KC: Favourite Author(s) Now & Favourite Children’s Author(s) Growing Up:
NR: I’m a huge Sarah Ockler fan. She puts words together so beautifully. I love Jenny Han’s summer series. For boy POV, I love Mindi Scott, Swati Avasthi, CK Kelly Martin and Where She Went by Gayle Foreman. Growing up I loved the Narnia series. It was always my favourite.
KC: Favourite Movie(s):
NR: I’m a romance addict. LOL. I love Titanic, The Notebook, Love and Basketball.
KC: Favourite Quote from a novel:
“I was attempting to write the story of my life. It wasn't so much about plot. It was much more about character.” ― David Levithan, Dash & Lily's Book of Dares
KC: Favourite Writing Place? Is there a particular place you run to when you want to write?
NR: I love writing at Barnes and Noble or Starbucks.
KC: What 3 books would you take to a deserted island?
NR: Lover Awakened by JR Ward (adult series), Twilight (yeah, I said it, lol), and for when I need to laugh, Anna and the French Kiss.
KC: Thanks so much! I love to hear what my favourite writers like. I’m sure your readers will be happy to get this glimpse into your personal favs!
KC: Pantser or Plotter? Do you like to outline your novels, or do you just write off the cuff? OR, do you do a bit of both?
NR: A little of both. I always start off as a pantser. I just write… get a feel for the story and characters and then about 25-50% through, I plot.
KC: When did you know you wanted to be a writer? When did you actually begin to write?
NR: I’ve always loved to write. I won my first writing contest in elementary school. I tried stories here and there as I got older, but I didn’t write actively. I was working full time etc. It’s when I moved to
and became a stay at home mom for the first time that I really gave myself a chance to explore writing. California
KC: Can you tell us a bit about the journey that WHAT A BOY WANTS took, from concept to finished book available to the public?

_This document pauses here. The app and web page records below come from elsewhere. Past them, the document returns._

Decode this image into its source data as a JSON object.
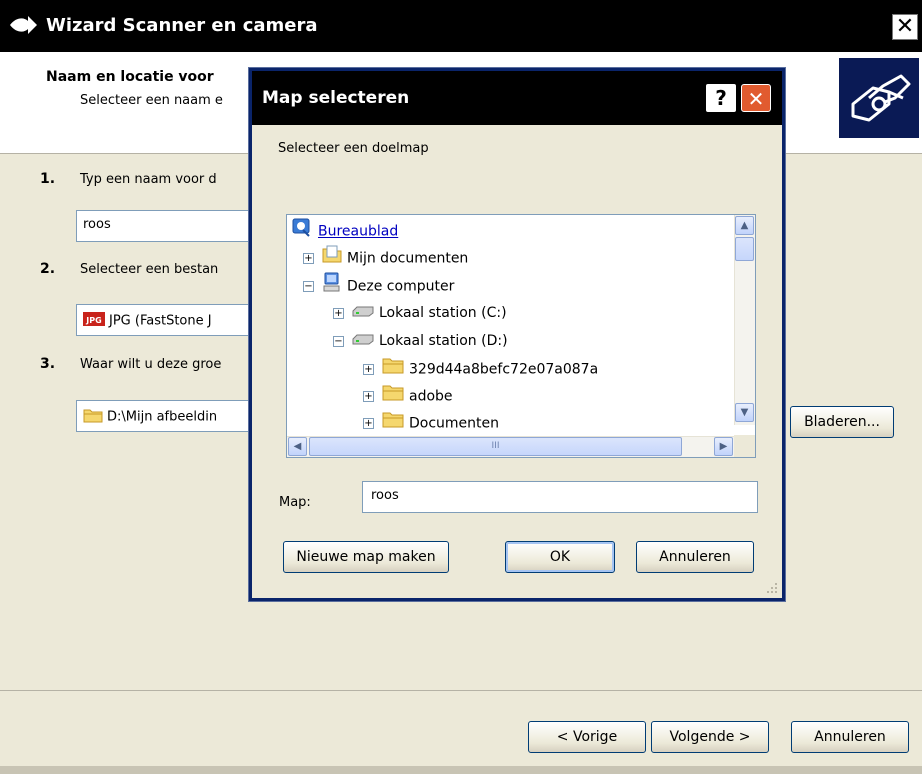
{
  "wizard": {
    "title": "Wizard Scanner en camera",
    "close_glyph": "✕",
    "header_title": "Naam en locatie voor",
    "header_subtitle": "Selecteer een naam e",
    "steps": [
      {
        "num": "1.",
        "text": "Typ een naam voor d"
      },
      {
        "num": "2.",
        "text": "Selecteer een bestan"
      },
      {
        "num": "3.",
        "text": "Waar wilt u deze groe"
      }
    ],
    "name_value": "roos",
    "format_value": "JPG (FastStone J",
    "format_icon_text": "JPG",
    "location_value": "D:\\Mijn afbeeldin",
    "browse_button": "Bladeren...",
    "back_button": "< Vorige",
    "next_button": "Volgende >",
    "cancel_button": "Annuleren"
  },
  "dialog": {
    "title": "Map selecteren",
    "help_glyph": "?",
    "close_glyph": "✕",
    "prompt": "Selecteer een doelmap",
    "tree": [
      {
        "label": "Bureaublad",
        "icon": "desktop-icon",
        "expander": "",
        "level": 0,
        "link": true
      },
      {
        "label": "Mijn documenten",
        "icon": "my-documents-icon",
        "expander": "+",
        "level": 1
      },
      {
        "label": "Deze computer",
        "icon": "computer-icon",
        "expander": "−",
        "level": 1
      },
      {
        "label": "Lokaal station (C:)",
        "icon": "drive-icon",
        "expander": "+",
        "level": 2
      },
      {
        "label": "Lokaal station (D:)",
        "icon": "drive-icon",
        "expander": "−",
        "level": 2
      },
      {
        "label": "329d44a8befc72e07a087a",
        "icon": "folder-icon",
        "expander": "+",
        "level": 3
      },
      {
        "label": "adobe",
        "icon": "folder-icon",
        "expander": "+",
        "level": 3
      },
      {
        "label": "Documenten",
        "icon": "folder-icon",
        "expander": "+",
        "level": 3
      }
    ],
    "hscroll_grip": "III",
    "map_label": "Map:",
    "map_value": "roos",
    "new_folder_button": "Nieuwe map maken",
    "ok_button": "OK",
    "cancel_button": "Annuleren"
  }
}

NR: I thought a matchmaker book would be fun. The idea just popped in my head, but I originally planned to write it from the girl’s POV. I can’t even explain it, but somehow Sebastian just happened. He was suddenly just THERE and I have never had a character’s voice so clear in my head. It was the first male POV book I wrote. I queried tons of agents with it. Heard a lot of “it’s a fun concept, but I don’t think it will sell”. I finally got an agent who was willing to take a chance. She put it on submission and all the other agents were absolutely right—it didn’t sell. I held onto it for months and months after that. I ended up parting ways with my agent, wrote a lot more books, but I couldn’t forget about Sebastian so I decided to go for it. I KNOW he has a strong personality and isn’t for everyone, but I hoped there would be people out there who loved him the way I do. I self-published and as they say, the rest is history!

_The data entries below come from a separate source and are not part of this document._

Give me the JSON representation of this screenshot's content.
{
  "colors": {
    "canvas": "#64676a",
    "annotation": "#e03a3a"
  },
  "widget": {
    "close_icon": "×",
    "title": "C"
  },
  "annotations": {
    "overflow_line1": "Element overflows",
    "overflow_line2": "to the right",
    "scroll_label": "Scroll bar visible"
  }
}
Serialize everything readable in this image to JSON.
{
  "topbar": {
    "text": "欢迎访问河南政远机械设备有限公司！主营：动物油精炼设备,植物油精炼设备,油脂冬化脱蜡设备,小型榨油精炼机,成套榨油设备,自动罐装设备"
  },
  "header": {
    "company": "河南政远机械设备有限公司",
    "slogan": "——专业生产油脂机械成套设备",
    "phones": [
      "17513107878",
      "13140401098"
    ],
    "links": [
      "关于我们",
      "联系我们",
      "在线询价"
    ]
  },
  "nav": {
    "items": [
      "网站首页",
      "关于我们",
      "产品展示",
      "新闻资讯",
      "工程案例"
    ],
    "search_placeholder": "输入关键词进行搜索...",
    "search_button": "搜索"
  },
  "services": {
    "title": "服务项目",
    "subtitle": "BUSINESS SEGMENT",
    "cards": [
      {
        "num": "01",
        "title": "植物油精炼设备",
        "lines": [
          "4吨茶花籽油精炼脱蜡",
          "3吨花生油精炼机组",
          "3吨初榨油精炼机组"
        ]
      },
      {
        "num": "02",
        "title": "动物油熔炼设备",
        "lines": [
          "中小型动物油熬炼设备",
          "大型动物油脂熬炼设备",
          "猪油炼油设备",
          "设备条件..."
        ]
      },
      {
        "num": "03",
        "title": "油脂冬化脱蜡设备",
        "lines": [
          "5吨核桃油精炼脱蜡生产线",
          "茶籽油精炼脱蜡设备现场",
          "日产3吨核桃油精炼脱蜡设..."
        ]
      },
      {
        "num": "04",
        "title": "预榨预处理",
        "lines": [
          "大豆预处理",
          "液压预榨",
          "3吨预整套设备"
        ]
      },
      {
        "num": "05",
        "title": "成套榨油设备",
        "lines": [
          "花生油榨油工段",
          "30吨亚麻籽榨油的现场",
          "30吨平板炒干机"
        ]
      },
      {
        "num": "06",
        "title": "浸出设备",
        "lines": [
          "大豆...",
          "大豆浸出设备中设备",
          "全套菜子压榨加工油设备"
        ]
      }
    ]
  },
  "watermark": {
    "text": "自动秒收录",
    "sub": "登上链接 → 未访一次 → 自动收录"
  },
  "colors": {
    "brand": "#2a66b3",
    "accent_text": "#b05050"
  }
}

KC: What’s your next writing project?
NR: I have another boy POV book I’m editing that I will probably publish sometime this summer. I have a WIP going from the girl’s POV tentatively called SEARCHING FOR BEAUTIFUL. I’m about halfway done with that one. I’m also working on a rewrite with a writer friend. Alternating chapters. I write the boy and she writes the female MC.
KC: Thank you for visiting with us! I’m really thrilled to have this opportunity to share you with potential readers. What a Boy Wants was a great surprise for me…an incredible, fun story – well told! I can’t wait to read WHAT A BOY NEEDS!

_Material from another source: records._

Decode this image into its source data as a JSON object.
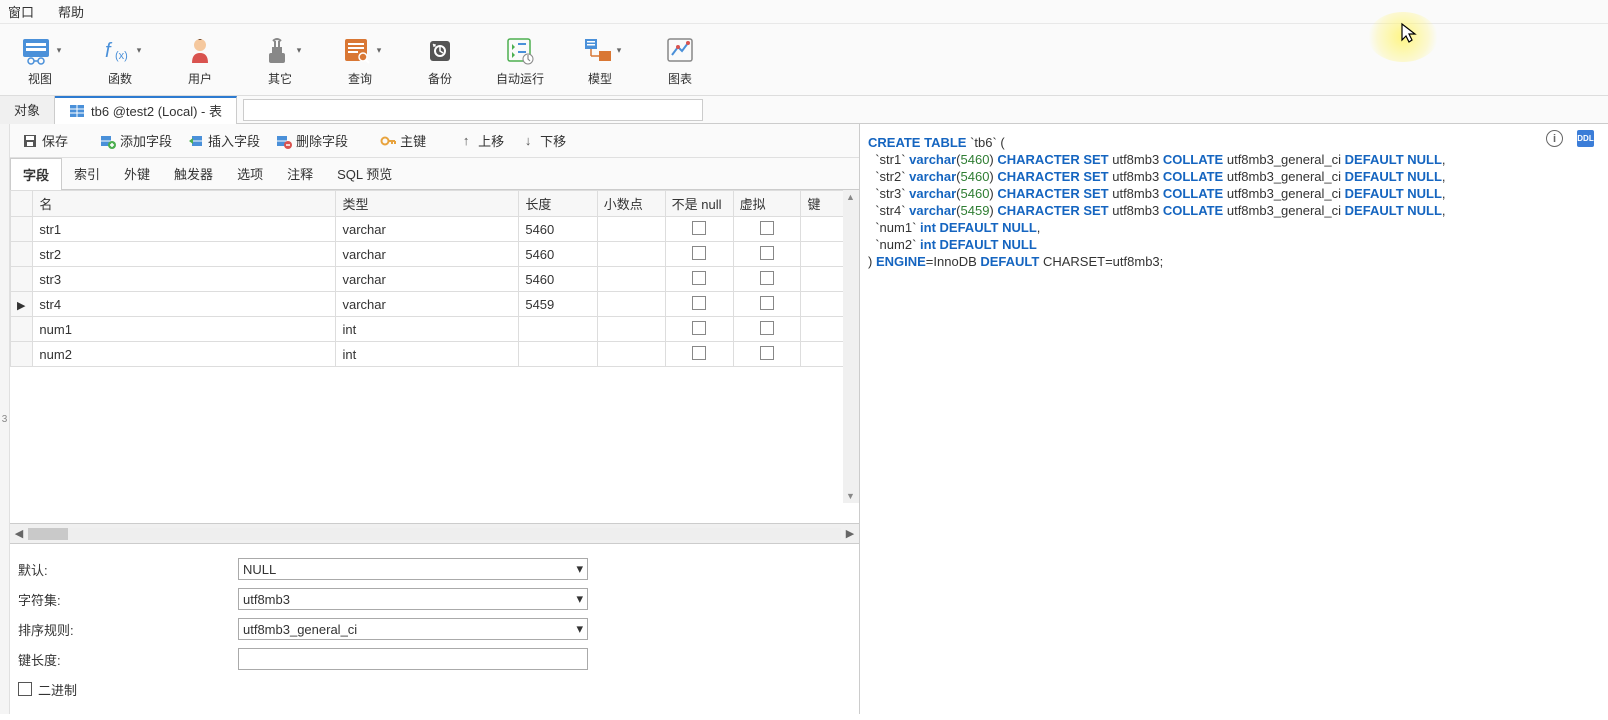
{
  "menubar": {
    "window": "窗口",
    "help": "帮助"
  },
  "toolbar": {
    "view": "视图",
    "function": "函数",
    "user": "用户",
    "other": "其它",
    "query": "查询",
    "backup": "备份",
    "autorun": "自动运行",
    "model": "模型",
    "chart": "图表"
  },
  "tabs": {
    "objects": "对象",
    "active": "tb6 @test2 (Local) - 表"
  },
  "actions": {
    "save": "保存",
    "add_field": "添加字段",
    "insert_field": "插入字段",
    "delete_field": "删除字段",
    "primary_key": "主键",
    "move_up": "上移",
    "move_down": "下移"
  },
  "sub_tabs": {
    "fields": "字段",
    "indexes": "索引",
    "foreign_keys": "外键",
    "triggers": "触发器",
    "options": "选项",
    "comments": "注释",
    "sql_preview": "SQL 预览"
  },
  "columns": {
    "name": "名",
    "type": "类型",
    "length": "长度",
    "decimal": "小数点",
    "not_null": "不是 null",
    "virtual": "虚拟",
    "key": "键"
  },
  "rows": [
    {
      "name": "str1",
      "type": "varchar",
      "length": "5460",
      "current": false
    },
    {
      "name": "str2",
      "type": "varchar",
      "length": "5460",
      "current": false
    },
    {
      "name": "str3",
      "type": "varchar",
      "length": "5460",
      "current": false
    },
    {
      "name": "str4",
      "type": "varchar",
      "length": "5459",
      "current": true
    },
    {
      "name": "num1",
      "type": "int",
      "length": "",
      "current": false
    },
    {
      "name": "num2",
      "type": "int",
      "length": "",
      "current": false
    }
  ],
  "props": {
    "default_label": "默认:",
    "default_value": "NULL",
    "charset_label": "字符集:",
    "charset_value": "utf8mb3",
    "collation_label": "排序规则:",
    "collation_value": "utf8mb3_general_ci",
    "keylen_label": "键长度:",
    "keylen_value": "",
    "binary_label": "二进制"
  },
  "ddl_badge": "DDL",
  "sql": {
    "l1a": "CREATE TABLE",
    "l1b": " `tb6` (",
    "cols": [
      {
        "name": "str1",
        "type": "varchar",
        "len": "5460"
      },
      {
        "name": "str2",
        "type": "varchar",
        "len": "5460"
      },
      {
        "name": "str3",
        "type": "varchar",
        "len": "5460"
      },
      {
        "name": "str4",
        "type": "varchar",
        "len": "5459"
      }
    ],
    "cs": "CHARACTER SET",
    "csv": " utf8mb3 ",
    "col": "COLLATE",
    "colv": " utf8mb3_general_ci ",
    "dn": "DEFAULT NULL",
    "num1": "  `num1` ",
    "num2": "  `num2` ",
    "int": "int",
    "dnc": " DEFAULT NULL",
    "end1": ") ",
    "eng": "ENGINE",
    "eq": "=",
    "inno": "InnoDB",
    "def": " DEFAULT",
    "end2": " CHARSET=utf8mb3;"
  }
}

NR: Thank you for having me! I had a blast!
KC: Good luck on your upcoming release, Nyrae…and good luck on the future of your writing journey!
NR: Thanks, Kevin. I appreciate it!
You can read my review of What a Boy Wants here: MY REVIEW I will be posting a review of the companion book, What a Boy Needs, just as soon as I have an opportunity to read it!